A few years ago, I made a trip to China, where I made some recordings. I visited the hometown, cut and edited the sounds, wrote a manuscript and posted it all online. But this manuscript wasn’t about Taishanese, and a few people weren’t too happy about this.
As it happens, my family is not from Taishan. We hail from Kaiping. I made my recordings and manuscript based on the Kaiping dialect mostly because Kaiping is where my family is from. The major point of my research is for me to learn about my family’s language. For a more practical reason, some of the best research on the dialects of Taishan and Kaiping were done by a linguist named Deng Jun 鄧鈞, who is also from Kaiping, and who did much more thorough research on the Kaiping dialect. (I even got to meet the main speaker he recorded.) Lastly, it’s important to keep in mind that the difference between the speech of Kaiping and Taishan isn’t so great.
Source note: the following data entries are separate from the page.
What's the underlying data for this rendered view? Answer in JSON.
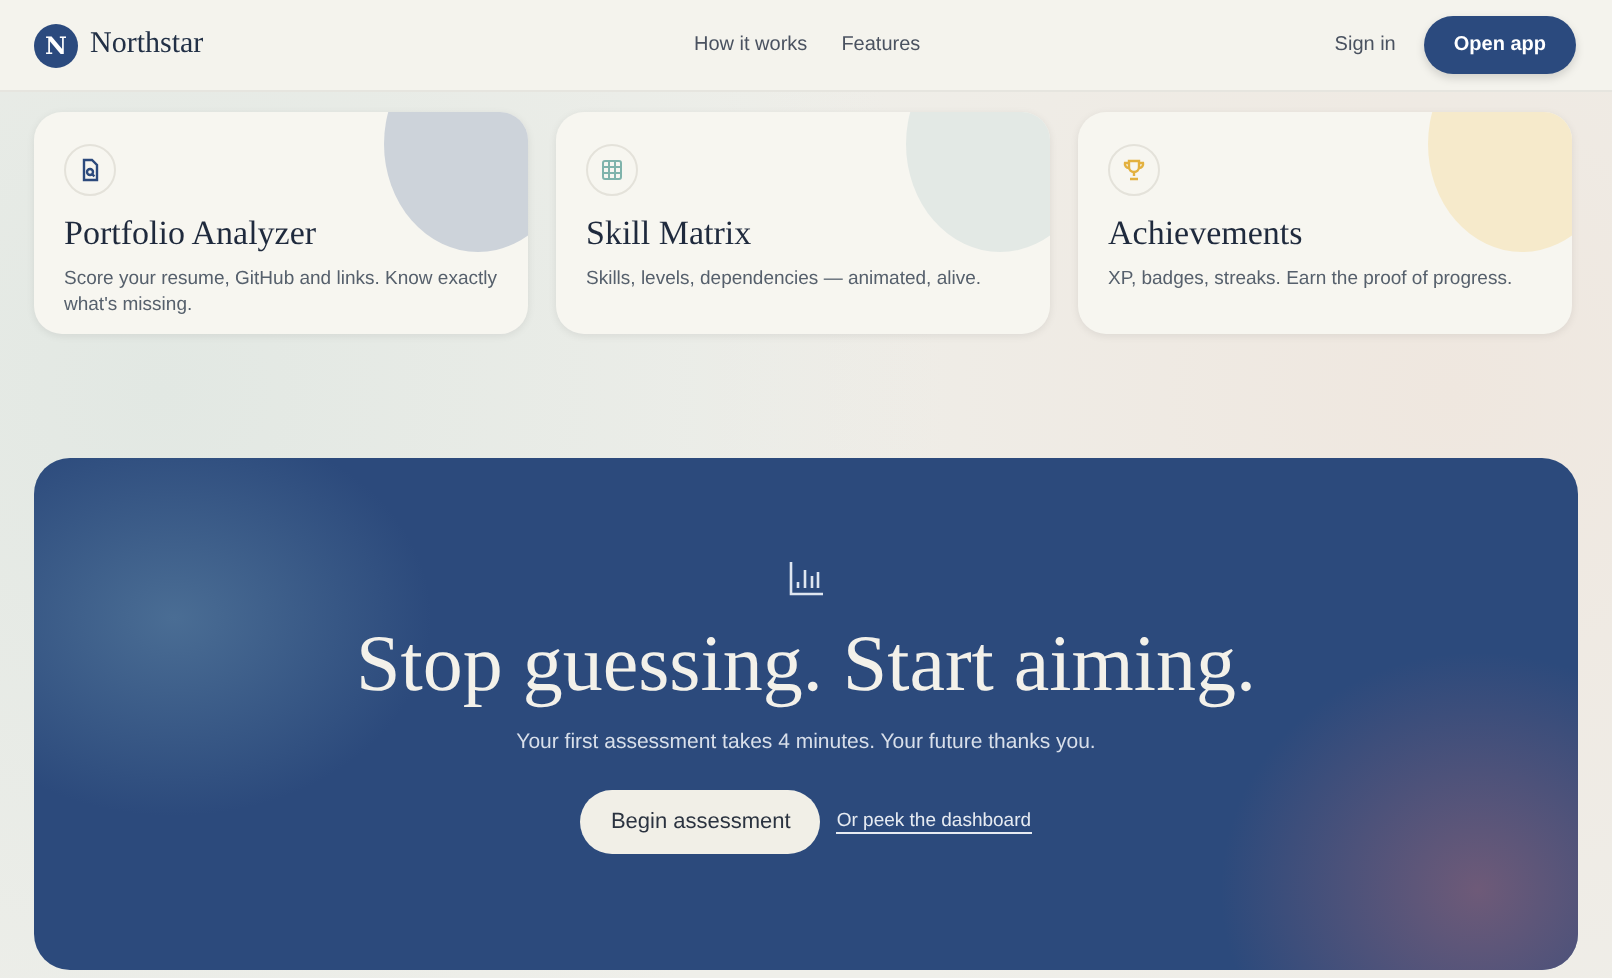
{
  "brand": {
    "mark": "N",
    "name": "Northstar"
  },
  "nav": {
    "links": [
      "How it works",
      "Features"
    ],
    "sign_in": "Sign in",
    "open_app": "Open app"
  },
  "features": [
    {
      "kind": "file",
      "color": "#cdd3da",
      "title": "Portfolio Analyzer",
      "text": "Score your resume, GitHub and links. Know exactly what's missing."
    },
    {
      "kind": "grid",
      "color": "#e3e9e5",
      "title": "Skill Matrix",
      "text": "Skills, levels, dependencies — animated, alive."
    },
    {
      "kind": "trophy",
      "color": "#f6eacb",
      "title": "Achievements",
      "text": "XP, badges, streaks. Earn the proof of progress."
    }
  ],
  "cta": {
    "title": "Stop guessing. Start aiming.",
    "subtitle": "Your first assessment takes 4 minutes. Your future thanks you.",
    "primary": "Begin assessment",
    "link": "Or peek the dashboard"
  }
}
The Four Counties dialects include an abundance of dialectal variety across Taishan, Kaiping, Enping and much of Xinhui. There is no single “Taishan accent,” just as there is no single “Kaiping accent.” There is rather a continuum of dialectal variation across the Four Counties region—often to my great confusion. Sometimes the same syllable means two completely different words in different areas. Sometimes the exact same accent is spoken in areas that span the border between Taishan and Kaiping.
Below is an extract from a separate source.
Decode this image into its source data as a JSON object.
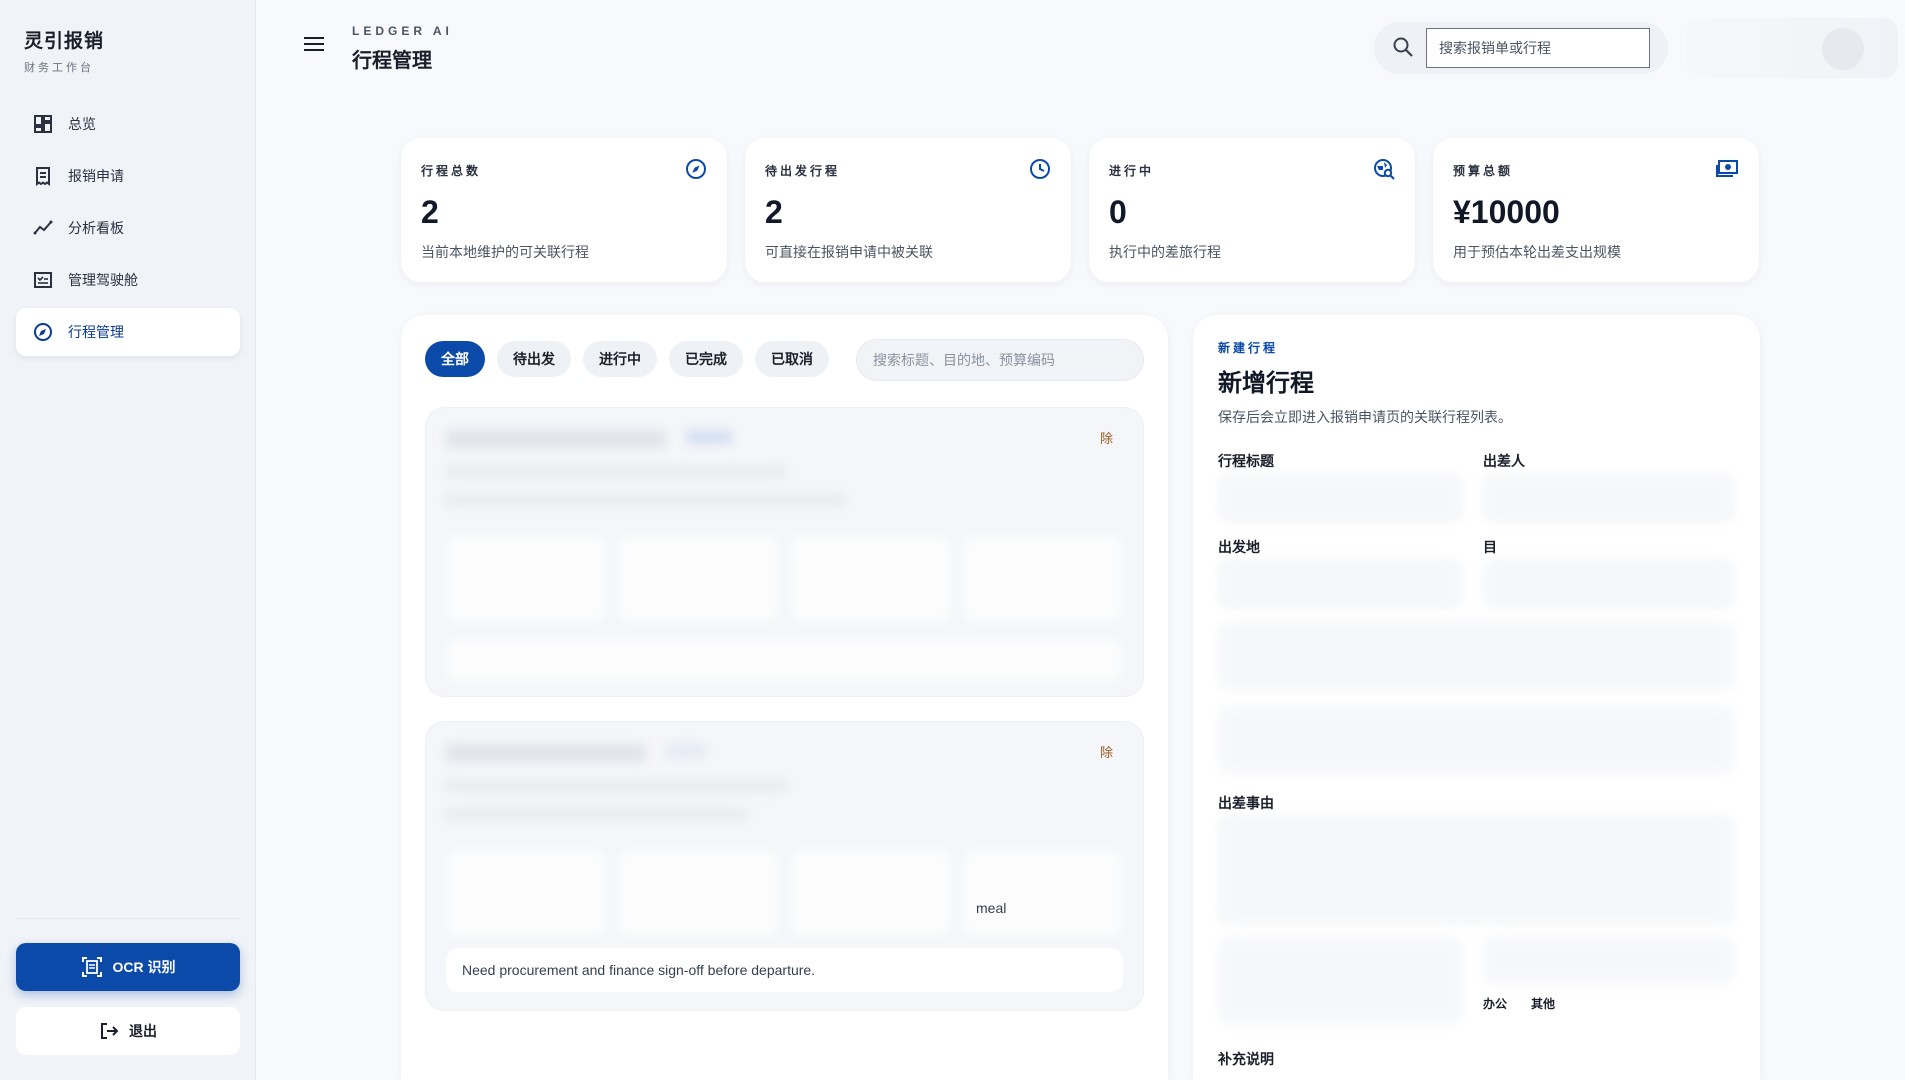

This is not to say that the terms are interchangeable. Taishan does not mean Kaiping. Part of the confusion arises, I believe, in the way that many overseas Chinese refer to the Four Counties dialect (or Seiyap 四邑話). Here in the United States, Taishanese is often used to mean roughly the same thing as the Four Counties dialect. Even though I’m of Kaiping descent, I frequently say that I speak Taishanese. I do this mostly out of convenience; it’s more important for people to understand that I don’t speak Cantonese or Mandarin. If you are from Taishan, you probably speak differently than I do—but the odds are that we can still hold a conversation with each of us speaking only our local dialect.
The point here is to understand the close similarity between the speech of Taishan and Kaiping. For one, the terms Taishan dialect and Kaiping dialect really refer to a large family of dialects. If you peel into research on the Kaiping dialect—or speech from Enping or Xinhui for that matter—there will be quite a bit of overlap with the varieties spoken in Taishan. These dialects are closer to each other than to any other you will find in China. They are Four Counties dialects, after all.